The relationship between plant density and survival to water stress in seedlings of a legume tree

ABSTRACT Competition for soil water is one of the major processes that drive the assembly of plant communities, particularly in regions subjected to long dry seasons. The relationship between plant density and soil water competition has strong, but poorly understood, practical implications for population dynamics, restoration and conservation. We planted seedlings of the pioneer legume tree Senegalia polyphylla in containers and assessed the effects of plant density on their resistance to water stress. We completely eliminated the above-ground parts (stem and shoots) of randomly selected plants at 60-days post-planting in order to create three different densities of seedlings. We saturated the soil of the remaining seedlings and then deprived them of additional water until all seedlings died. We assessed the time elapsed from water suppression to wilting and death of individual plants. We found a strong negative relationship between plant density and time to wilting or death. Seedlings survived water stress 80% longer when density was reduced by two-thirds.
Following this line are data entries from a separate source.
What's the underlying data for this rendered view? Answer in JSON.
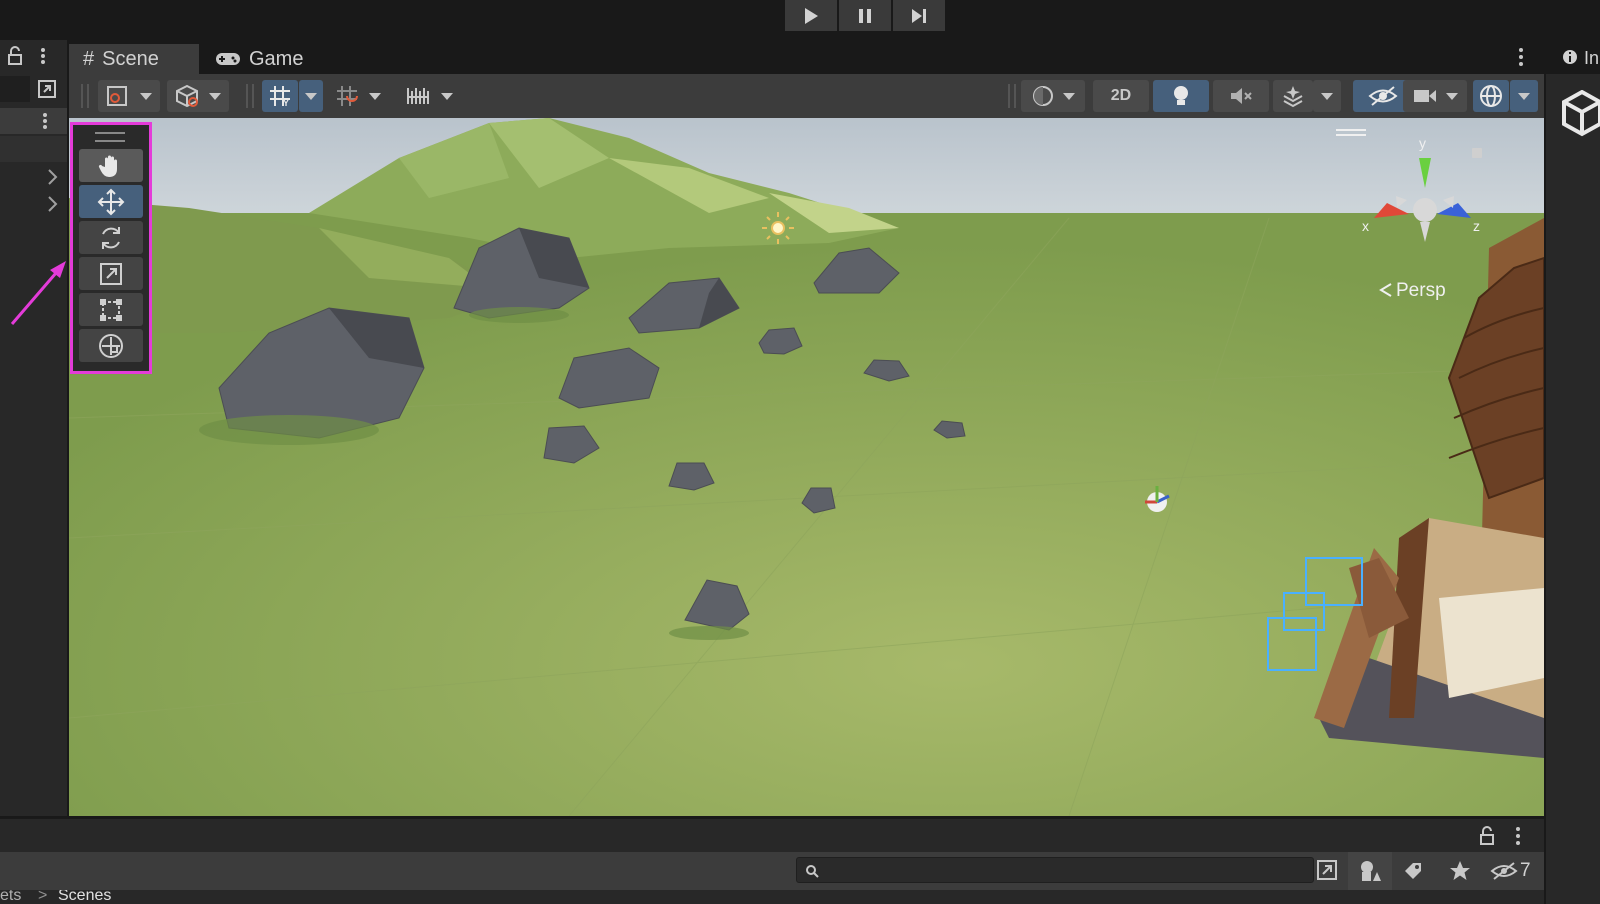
{
  "tabs": [
    {
      "label": "Scene",
      "icon": "grid-hash-icon"
    },
    {
      "label": "Game",
      "icon": "gamepad-icon"
    }
  ],
  "toolbar": {
    "mode_2d_label": "2D"
  },
  "scene": {
    "projection_label": "Persp",
    "gizmo_axes": {
      "x": "x",
      "y": "y",
      "z": "z"
    }
  },
  "inspector": {
    "tab_label_partial": "In"
  },
  "bottom": {
    "search_placeholder": "",
    "hidden_count": "7"
  },
  "breadcrumb": {
    "parent": "ets",
    "separator": ">",
    "current": "Scenes"
  },
  "colors": {
    "highlight": "#e43bd9",
    "accent_active": "#46607c",
    "ground": "#8aa757"
  }
}
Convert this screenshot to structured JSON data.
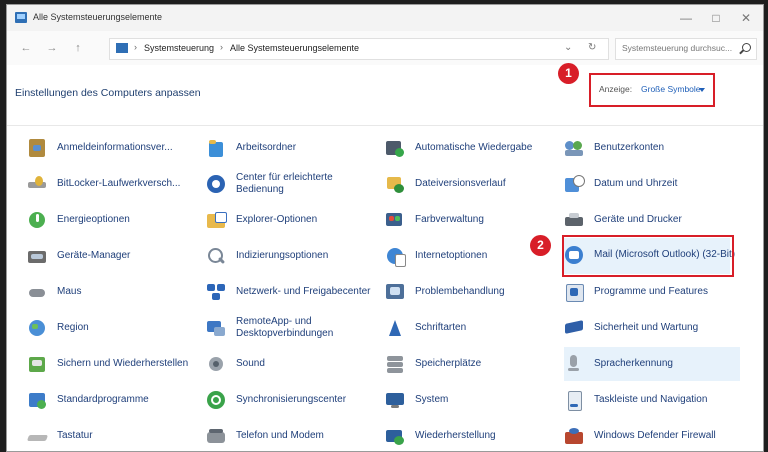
{
  "window": {
    "title": "Alle Systemsteuerungselemente"
  },
  "window_controls": {
    "minimize": "—",
    "maximize": "□",
    "close": "✕"
  },
  "nav": {
    "back": "←",
    "forward": "→",
    "up": "↑"
  },
  "breadcrumb": {
    "items": [
      "Systemsteuerung",
      "Alle Systemsteuerungselemente"
    ],
    "separator": "›",
    "dropdown": "⌄",
    "refresh": "↻"
  },
  "search": {
    "placeholder": "Systemsteuerung durchsuc..."
  },
  "header": {
    "title": "Einstellungen des Computers anpassen"
  },
  "view": {
    "label": "Anzeige:",
    "value": "Große Symbole"
  },
  "annotations": {
    "marker1": "1",
    "marker2": "2"
  },
  "items": {
    "col1": [
      {
        "label": "Anmeldeinformationsver...",
        "icon": "credential-icon"
      },
      {
        "label": "BitLocker-Laufwerkversch...",
        "icon": "bitlocker-icon"
      },
      {
        "label": "Energieoptionen",
        "icon": "power-icon"
      },
      {
        "label": "Geräte-Manager",
        "icon": "device-manager-icon"
      },
      {
        "label": "Maus",
        "icon": "mouse-icon"
      },
      {
        "label": "Region",
        "icon": "region-icon"
      },
      {
        "label": "Sichern und Wiederherstellen",
        "icon": "backup-icon"
      },
      {
        "label": "Standardprogramme",
        "icon": "default-programs-icon"
      },
      {
        "label": "Tastatur",
        "icon": "keyboard-icon"
      }
    ],
    "col2": [
      {
        "label": "Arbeitsordner",
        "icon": "work-folders-icon"
      },
      {
        "label": "Center für erleichterte Bedienung",
        "icon": "ease-of-access-icon"
      },
      {
        "label": "Explorer-Optionen",
        "icon": "explorer-options-icon"
      },
      {
        "label": "Indizierungsoptionen",
        "icon": "indexing-icon"
      },
      {
        "label": "Netzwerk- und Freigabecenter",
        "icon": "network-icon"
      },
      {
        "label": "RemoteApp- und Desktopverbindungen",
        "icon": "remoteapp-icon"
      },
      {
        "label": "Sound",
        "icon": "sound-icon"
      },
      {
        "label": "Synchronisierungscenter",
        "icon": "sync-icon"
      },
      {
        "label": "Telefon und Modem",
        "icon": "phone-icon"
      }
    ],
    "col3": [
      {
        "label": "Automatische Wiedergabe",
        "icon": "autoplay-icon"
      },
      {
        "label": "Dateiversionsverlauf",
        "icon": "file-history-icon"
      },
      {
        "label": "Farbverwaltung",
        "icon": "color-management-icon"
      },
      {
        "label": "Internetoptionen",
        "icon": "internet-options-icon"
      },
      {
        "label": "Problembehandlung",
        "icon": "troubleshooting-icon"
      },
      {
        "label": "Schriftarten",
        "icon": "fonts-icon"
      },
      {
        "label": "Speicherplätze",
        "icon": "storage-spaces-icon"
      },
      {
        "label": "System",
        "icon": "system-icon"
      },
      {
        "label": "Wiederherstellung",
        "icon": "recovery-icon"
      }
    ],
    "col4": [
      {
        "label": "Benutzerkonten",
        "icon": "user-accounts-icon"
      },
      {
        "label": "Datum und Uhrzeit",
        "icon": "date-time-icon"
      },
      {
        "label": "Geräte und Drucker",
        "icon": "devices-printers-icon"
      },
      {
        "label": "Mail (Microsoft Outlook) (32-Bit)",
        "icon": "mail-icon"
      },
      {
        "label": "Programme und Features",
        "icon": "programs-features-icon"
      },
      {
        "label": "Sicherheit und Wartung",
        "icon": "security-maintenance-icon"
      },
      {
        "label": "Spracherkennung",
        "icon": "speech-recognition-icon"
      },
      {
        "label": "Taskleiste und Navigation",
        "icon": "taskbar-icon"
      },
      {
        "label": "Windows Defender Firewall",
        "icon": "firewall-icon"
      }
    ]
  },
  "colors": {
    "accent_red": "#d81e28",
    "link_blue": "#1f3f7a",
    "hover": "#e7f2fb"
  }
}
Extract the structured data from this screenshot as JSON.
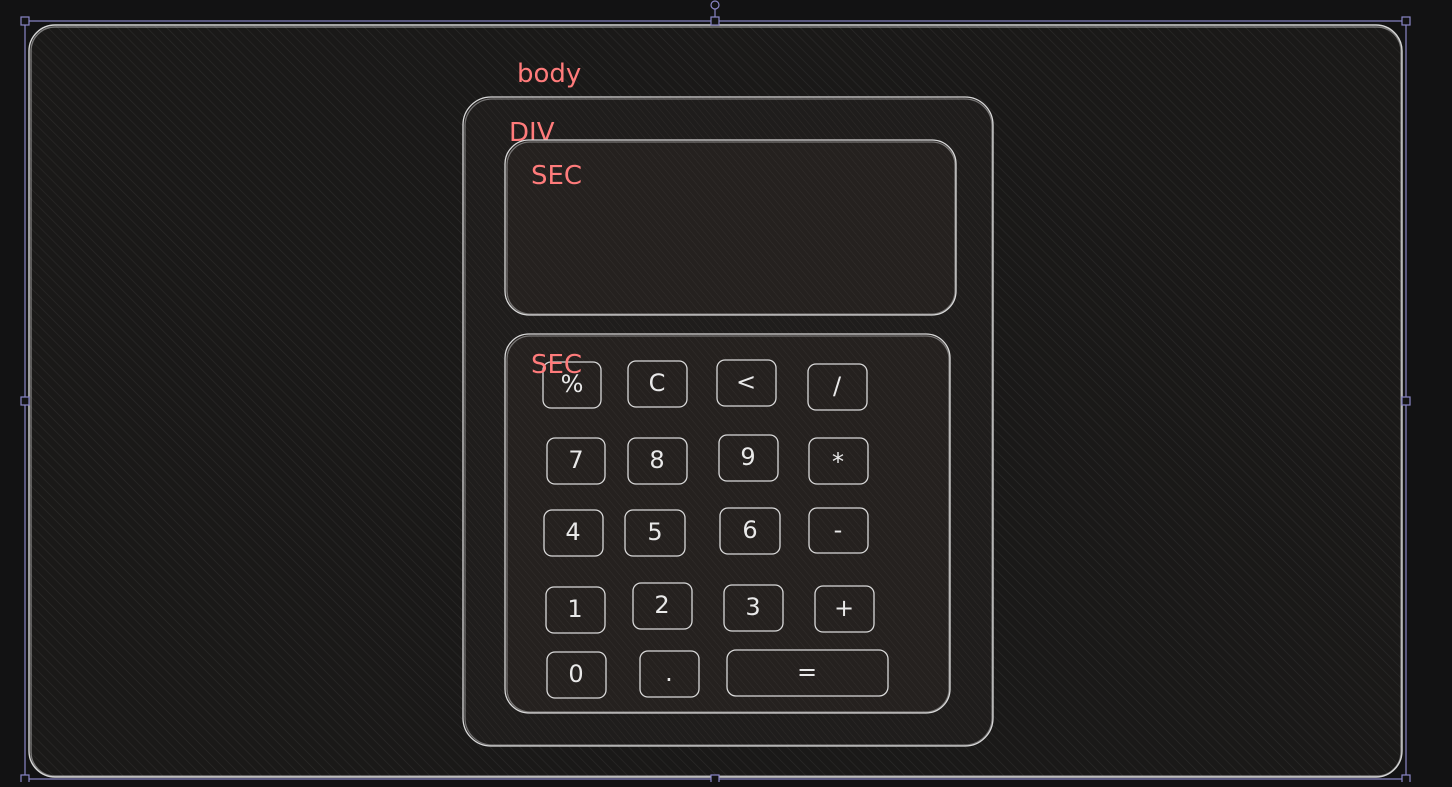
{
  "labels": {
    "body": "body",
    "div": "DIV",
    "sec_display": "SEC",
    "sec_keys": "SEC"
  },
  "keys": [
    "%",
    "C",
    "<",
    "/",
    "7",
    "8",
    "9",
    "*",
    "4",
    "5",
    "6",
    "-",
    "1",
    "2",
    "3",
    "+",
    "0",
    ".",
    "="
  ],
  "colors": {
    "background": "#121213",
    "label": "#ff7b7b",
    "stroke": "#d9d9d9",
    "selection": "#8a86c7"
  }
}
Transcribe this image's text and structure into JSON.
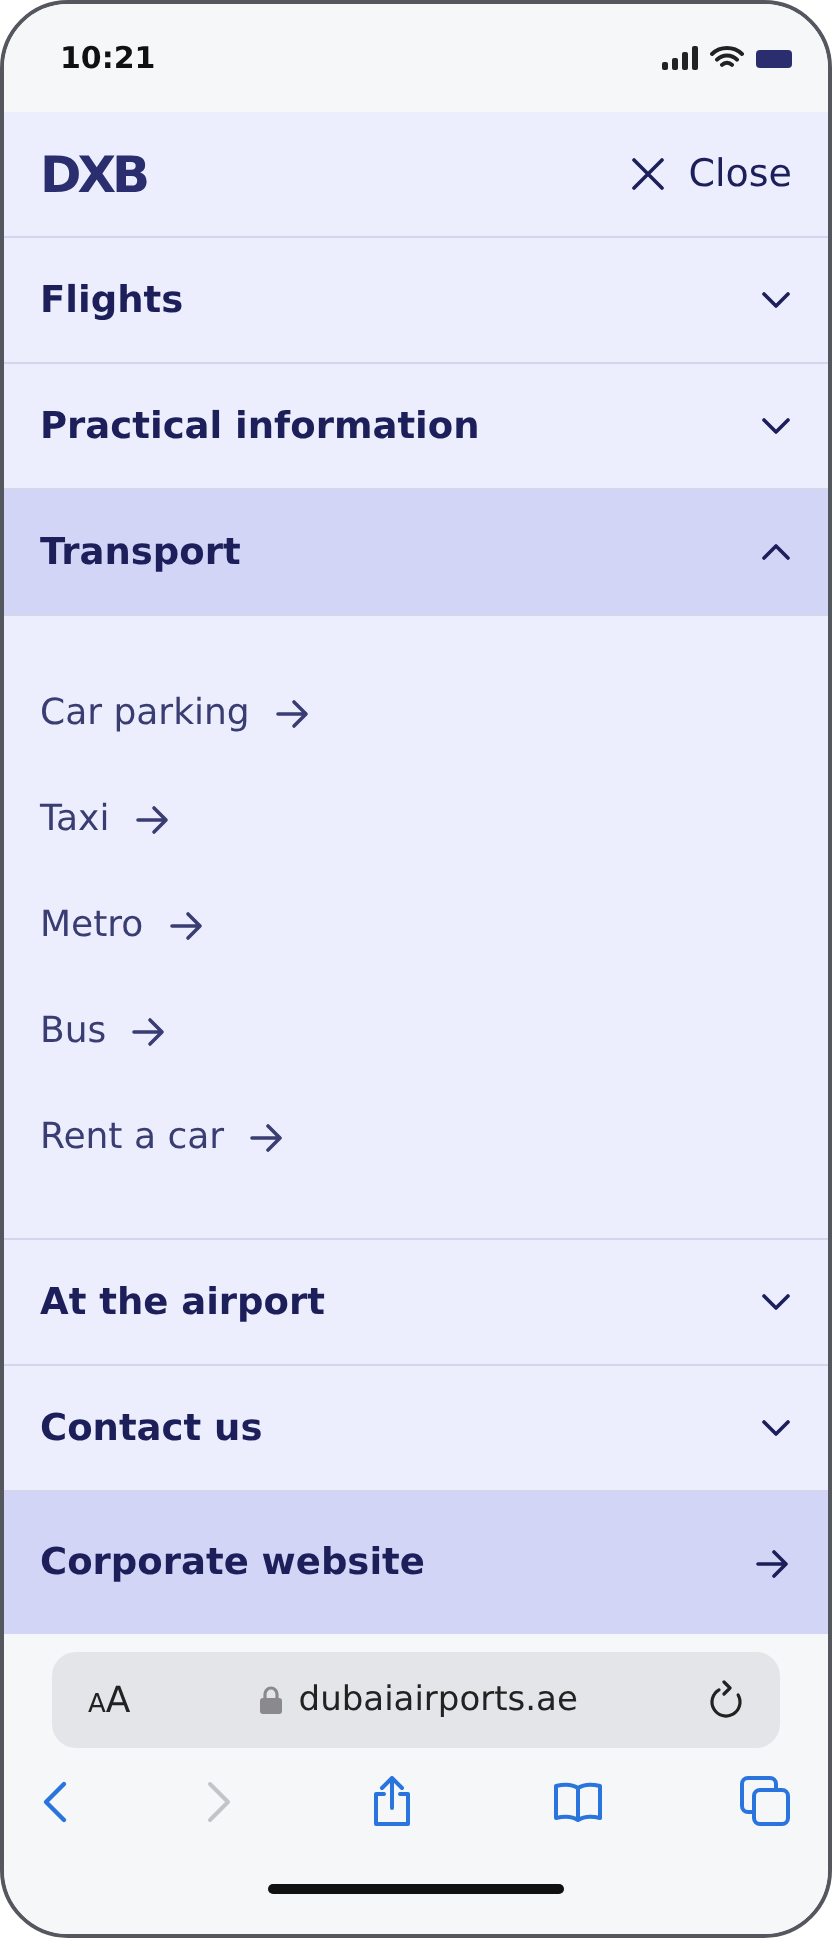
{
  "status_bar": {
    "time": "10:21"
  },
  "header": {
    "logo": "DXB",
    "close_label": "Close"
  },
  "menu": [
    {
      "kind": "accordion",
      "label": "Flights",
      "expanded": false
    },
    {
      "kind": "accordion",
      "label": "Practical information",
      "expanded": false
    },
    {
      "kind": "accordion",
      "label": "Transport",
      "expanded": true,
      "children": [
        {
          "label": "Car parking"
        },
        {
          "label": "Taxi"
        },
        {
          "label": "Metro"
        },
        {
          "label": "Bus"
        },
        {
          "label": "Rent a car"
        }
      ]
    },
    {
      "kind": "accordion",
      "label": "At the airport",
      "expanded": false
    },
    {
      "kind": "accordion",
      "label": "Contact us",
      "expanded": false
    },
    {
      "kind": "link",
      "label": "Corporate website"
    }
  ],
  "browser": {
    "text_size": "AA",
    "url": "dubaiairports.ae",
    "back_disabled": false,
    "forward_disabled": true
  }
}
Planting in lower densities or reducing density by thinning should be considered as strategies to enhance resistance to water stress in drought-prone regions.